== Source material ==

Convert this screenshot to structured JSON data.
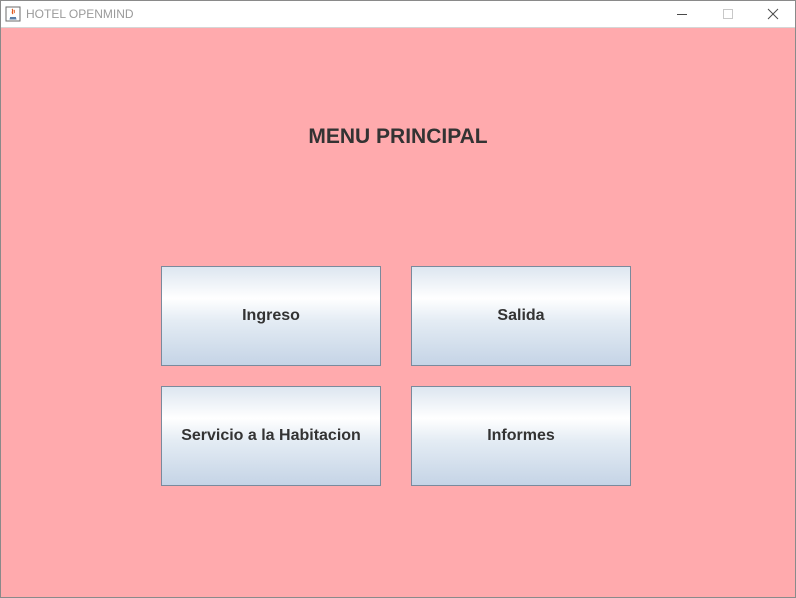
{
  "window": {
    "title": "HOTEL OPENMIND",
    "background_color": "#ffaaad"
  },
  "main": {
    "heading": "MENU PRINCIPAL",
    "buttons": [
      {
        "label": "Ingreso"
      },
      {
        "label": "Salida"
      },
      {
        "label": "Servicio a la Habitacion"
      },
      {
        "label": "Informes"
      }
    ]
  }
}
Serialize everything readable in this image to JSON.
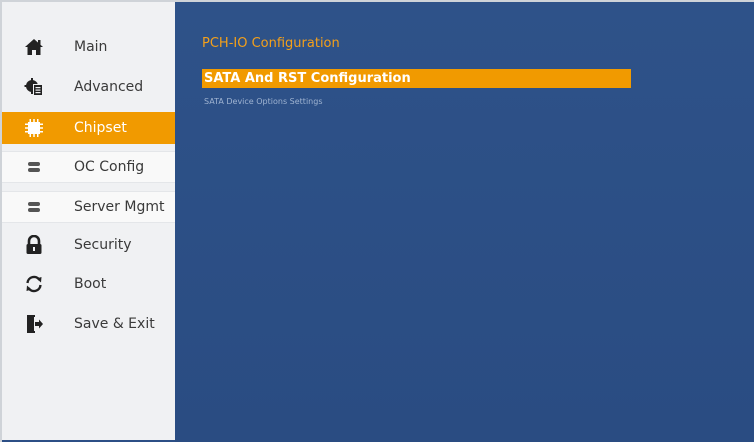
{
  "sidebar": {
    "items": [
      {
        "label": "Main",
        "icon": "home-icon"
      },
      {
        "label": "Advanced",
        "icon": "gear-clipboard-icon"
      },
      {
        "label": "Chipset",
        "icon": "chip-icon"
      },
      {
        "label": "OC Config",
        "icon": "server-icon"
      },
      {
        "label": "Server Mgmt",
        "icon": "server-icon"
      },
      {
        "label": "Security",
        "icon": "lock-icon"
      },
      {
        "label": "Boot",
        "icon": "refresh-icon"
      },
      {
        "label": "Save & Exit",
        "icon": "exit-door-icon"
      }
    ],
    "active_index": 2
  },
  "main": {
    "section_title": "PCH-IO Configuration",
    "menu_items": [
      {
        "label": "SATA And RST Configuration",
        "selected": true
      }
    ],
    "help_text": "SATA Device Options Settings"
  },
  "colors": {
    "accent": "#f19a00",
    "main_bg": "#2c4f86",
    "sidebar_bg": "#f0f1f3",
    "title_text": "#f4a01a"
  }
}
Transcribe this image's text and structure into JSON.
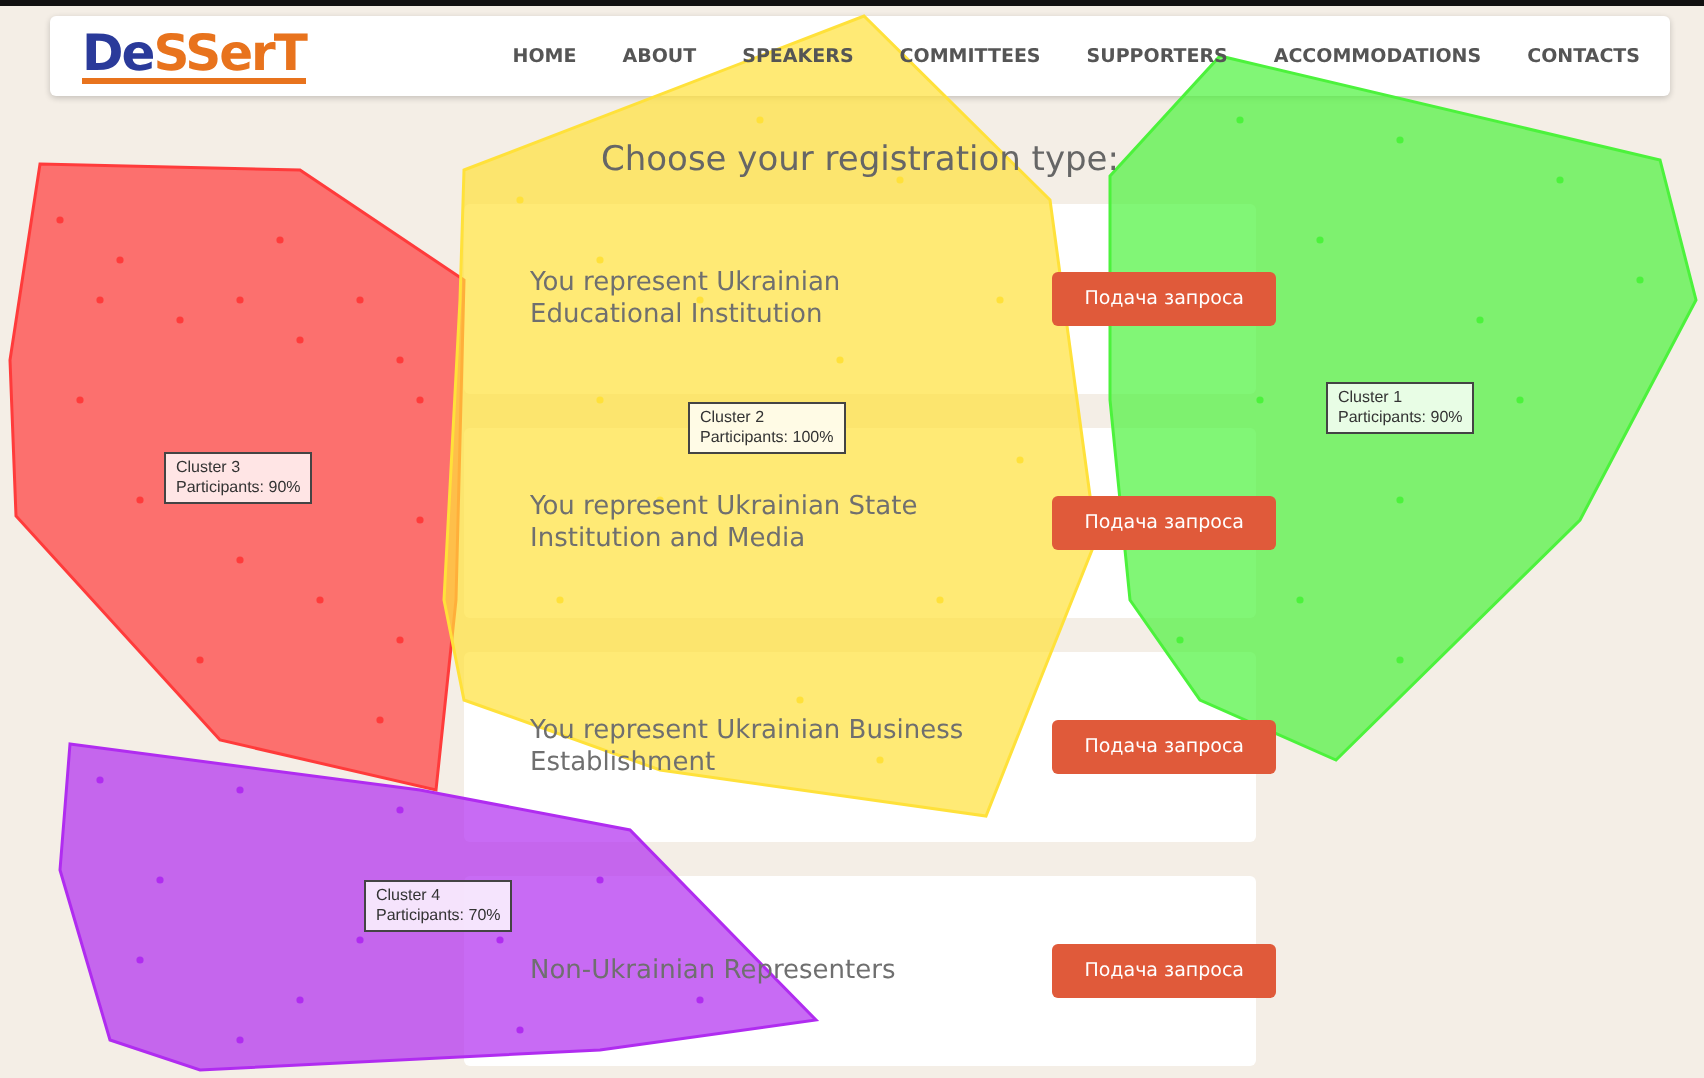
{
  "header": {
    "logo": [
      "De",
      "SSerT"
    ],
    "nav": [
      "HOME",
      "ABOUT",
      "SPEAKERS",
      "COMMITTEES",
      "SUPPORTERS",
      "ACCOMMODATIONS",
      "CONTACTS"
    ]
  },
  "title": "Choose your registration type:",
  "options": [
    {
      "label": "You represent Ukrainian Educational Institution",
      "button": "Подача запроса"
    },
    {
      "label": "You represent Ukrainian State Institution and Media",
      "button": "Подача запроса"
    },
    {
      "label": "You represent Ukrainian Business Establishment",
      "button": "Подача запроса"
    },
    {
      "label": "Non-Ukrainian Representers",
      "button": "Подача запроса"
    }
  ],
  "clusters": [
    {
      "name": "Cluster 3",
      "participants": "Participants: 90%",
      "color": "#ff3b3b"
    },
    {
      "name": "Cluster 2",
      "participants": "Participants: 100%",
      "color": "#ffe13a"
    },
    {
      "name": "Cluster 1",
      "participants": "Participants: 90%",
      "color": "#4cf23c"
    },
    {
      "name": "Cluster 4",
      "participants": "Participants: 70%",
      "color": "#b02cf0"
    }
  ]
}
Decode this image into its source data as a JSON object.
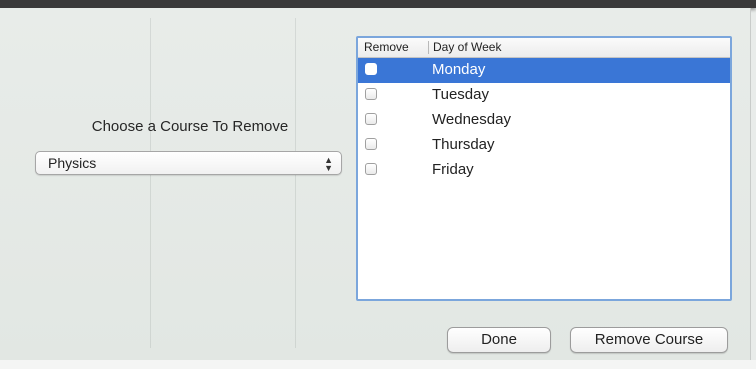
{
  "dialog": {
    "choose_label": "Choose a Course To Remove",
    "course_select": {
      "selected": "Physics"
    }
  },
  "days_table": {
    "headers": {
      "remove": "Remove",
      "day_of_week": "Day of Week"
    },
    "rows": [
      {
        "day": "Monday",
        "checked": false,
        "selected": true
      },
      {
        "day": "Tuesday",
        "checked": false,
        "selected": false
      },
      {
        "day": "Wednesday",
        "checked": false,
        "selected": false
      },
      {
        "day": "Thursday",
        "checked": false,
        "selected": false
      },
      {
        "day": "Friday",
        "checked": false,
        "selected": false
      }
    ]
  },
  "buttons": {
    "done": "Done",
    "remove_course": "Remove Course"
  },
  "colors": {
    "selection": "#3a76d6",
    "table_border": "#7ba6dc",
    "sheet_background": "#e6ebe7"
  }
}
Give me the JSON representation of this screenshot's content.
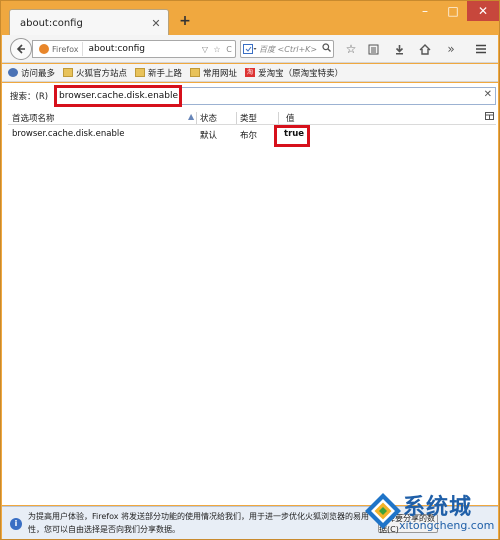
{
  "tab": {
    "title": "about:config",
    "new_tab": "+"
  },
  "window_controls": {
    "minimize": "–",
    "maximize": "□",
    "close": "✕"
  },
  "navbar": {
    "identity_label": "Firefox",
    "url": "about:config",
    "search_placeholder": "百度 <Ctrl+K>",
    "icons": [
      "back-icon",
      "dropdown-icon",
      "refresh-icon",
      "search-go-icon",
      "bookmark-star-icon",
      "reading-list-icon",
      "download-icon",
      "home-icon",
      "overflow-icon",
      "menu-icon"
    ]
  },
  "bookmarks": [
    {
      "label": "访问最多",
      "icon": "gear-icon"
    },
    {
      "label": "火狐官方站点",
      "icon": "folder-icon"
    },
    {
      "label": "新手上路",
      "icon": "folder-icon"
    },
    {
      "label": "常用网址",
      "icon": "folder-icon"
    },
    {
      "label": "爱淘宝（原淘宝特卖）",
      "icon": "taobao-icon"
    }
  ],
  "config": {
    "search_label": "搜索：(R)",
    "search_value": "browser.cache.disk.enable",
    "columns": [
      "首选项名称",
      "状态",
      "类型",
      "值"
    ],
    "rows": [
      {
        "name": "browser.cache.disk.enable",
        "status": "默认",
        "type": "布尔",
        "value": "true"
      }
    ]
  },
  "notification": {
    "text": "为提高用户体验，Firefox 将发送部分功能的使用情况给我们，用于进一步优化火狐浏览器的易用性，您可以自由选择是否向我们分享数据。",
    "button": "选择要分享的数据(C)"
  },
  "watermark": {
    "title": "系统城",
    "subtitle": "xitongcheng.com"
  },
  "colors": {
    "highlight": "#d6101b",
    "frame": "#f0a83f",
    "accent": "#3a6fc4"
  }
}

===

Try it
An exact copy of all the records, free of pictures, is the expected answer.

The answer
Convert this screenshot to structured JSON data.
{
  "window": {
    "title": "HOTEL OPENMIND",
    "background_color": "#ffaaad"
  },
  "main": {
    "heading": "MENU PRINCIPAL",
    "buttons": [
      {
        "label": "Ingreso"
      },
      {
        "label": "Salida"
      },
      {
        "label": "Servicio a la Habitacion"
      },
      {
        "label": "Informes"
      }
    ]
  }
}
Serialize everything readable in this image to JSON.
{
  "sidebar": {
    "items": [
      {
        "label": "Main",
        "icon": "home-icon"
      },
      {
        "label": "Advanced",
        "icon": "gear-clipboard-icon"
      },
      {
        "label": "Chipset",
        "icon": "chip-icon"
      },
      {
        "label": "OC Config",
        "icon": "server-icon"
      },
      {
        "label": "Server Mgmt",
        "icon": "server-icon"
      },
      {
        "label": "Security",
        "icon": "lock-icon"
      },
      {
        "label": "Boot",
        "icon": "refresh-icon"
      },
      {
        "label": "Save & Exit",
        "icon": "exit-door-icon"
      }
    ],
    "active_index": 2
  },
  "main": {
    "section_title": "PCH-IO Configuration",
    "menu_items": [
      {
        "label": "SATA And RST Configuration",
        "selected": true
      }
    ],
    "help_text": "SATA Device Options Settings"
  },
  "colors": {
    "accent": "#f19a00",
    "main_bg": "#2c4f86",
    "sidebar_bg": "#f0f1f3",
    "title_text": "#f4a01a"
  }
}
Transcribe this image's text and structure into JSON.
{
  "header": {
    "logo": [
      "De",
      "SSerT"
    ],
    "nav": [
      "HOME",
      "ABOUT",
      "SPEAKERS",
      "COMMITTEES",
      "SUPPORTERS",
      "ACCOMMODATIONS",
      "CONTACTS"
    ]
  },
  "title": "Choose your registration type:",
  "options": [
    {
      "label": "You represent Ukrainian Educational Institution",
      "button": "Подача запроса"
    },
    {
      "label": "You represent Ukrainian State Institution and Media",
      "button": "Подача запроса"
    },
    {
      "label": "You represent Ukrainian Business Establishment",
      "button": "Подача запроса"
    },
    {
      "label": "Non-Ukrainian Representers",
      "button": "Подача запроса"
    }
  ],
  "clusters": [
    {
      "name": "Cluster 3",
      "participants": "Participants: 90%",
      "color": "#ff3b3b"
    },
    {
      "name": "Cluster 2",
      "participants": "Participants: 100%",
      "color": "#ffe13a"
    },
    {
      "name": "Cluster 1",
      "participants": "Participants: 90%",
      "color": "#4cf23c"
    },
    {
      "name": "Cluster 4",
      "participants": "Participants: 70%",
      "color": "#b02cf0"
    }
  ]
}
Decode this image into its source data as a JSON object.
{
  "dialog": {
    "choose_label": "Choose a Course To Remove",
    "course_select": {
      "selected": "Physics"
    }
  },
  "days_table": {
    "headers": {
      "remove": "Remove",
      "day_of_week": "Day of Week"
    },
    "rows": [
      {
        "day": "Monday",
        "checked": false,
        "selected": true
      },
      {
        "day": "Tuesday",
        "checked": false,
        "selected": false
      },
      {
        "day": "Wednesday",
        "checked": false,
        "selected": false
      },
      {
        "day": "Thursday",
        "checked": false,
        "selected": false
      },
      {
        "day": "Friday",
        "checked": false,
        "selected": false
      }
    ]
  },
  "buttons": {
    "done": "Done",
    "remove_course": "Remove Course"
  },
  "colors": {
    "selection": "#3a76d6",
    "table_border": "#7ba6dc",
    "sheet_background": "#e6ebe7"
  }
}
Give me the JSON representation of this screenshot's content.
{
  "tab": {
    "title": "about:config",
    "new_tab": "+"
  },
  "window_controls": {
    "minimize": "–",
    "maximize": "□",
    "close": "✕"
  },
  "navbar": {
    "identity_label": "Firefox",
    "url": "about:config",
    "search_placeholder": "百度 <Ctrl+K>",
    "icons": [
      "back-icon",
      "dropdown-icon",
      "refresh-icon",
      "search-go-icon",
      "bookmark-star-icon",
      "reading-list-icon",
      "download-icon",
      "home-icon",
      "overflow-icon",
      "menu-icon"
    ]
  },
  "bookmarks": [
    {
      "label": "访问最多",
      "icon": "gear-icon"
    },
    {
      "label": "火狐官方站点",
      "icon": "folder-icon"
    },
    {
      "label": "新手上路",
      "icon": "folder-icon"
    },
    {
      "label": "常用网址",
      "icon": "folder-icon"
    },
    {
      "label": "爱淘宝（原淘宝特卖）",
      "icon": "taobao-icon"
    }
  ],
  "config": {
    "search_label": "搜索：(R)",
    "search_value": "browser.cache.disk.enable",
    "columns": [
      "首选项名称",
      "状态",
      "类型",
      "值"
    ],
    "rows": [
      {
        "name": "browser.cache.disk.enable",
        "status": "默认",
        "type": "布尔",
        "value": "true"
      }
    ]
  },
  "notification": {
    "text": "为提高用户体验，Firefox 将发送部分功能的使用情况给我们，用于进一步优化火狐浏览器的易用性，您可以自由选择是否向我们分享数据。",
    "button": "选择要分享的数据(C)"
  },
  "watermark": {
    "title": "系统城",
    "subtitle": "xitongcheng.com"
  },
  "colors": {
    "highlight": "#d6101b",
    "frame": "#f0a83f",
    "accent": "#3a6fc4"
  }
}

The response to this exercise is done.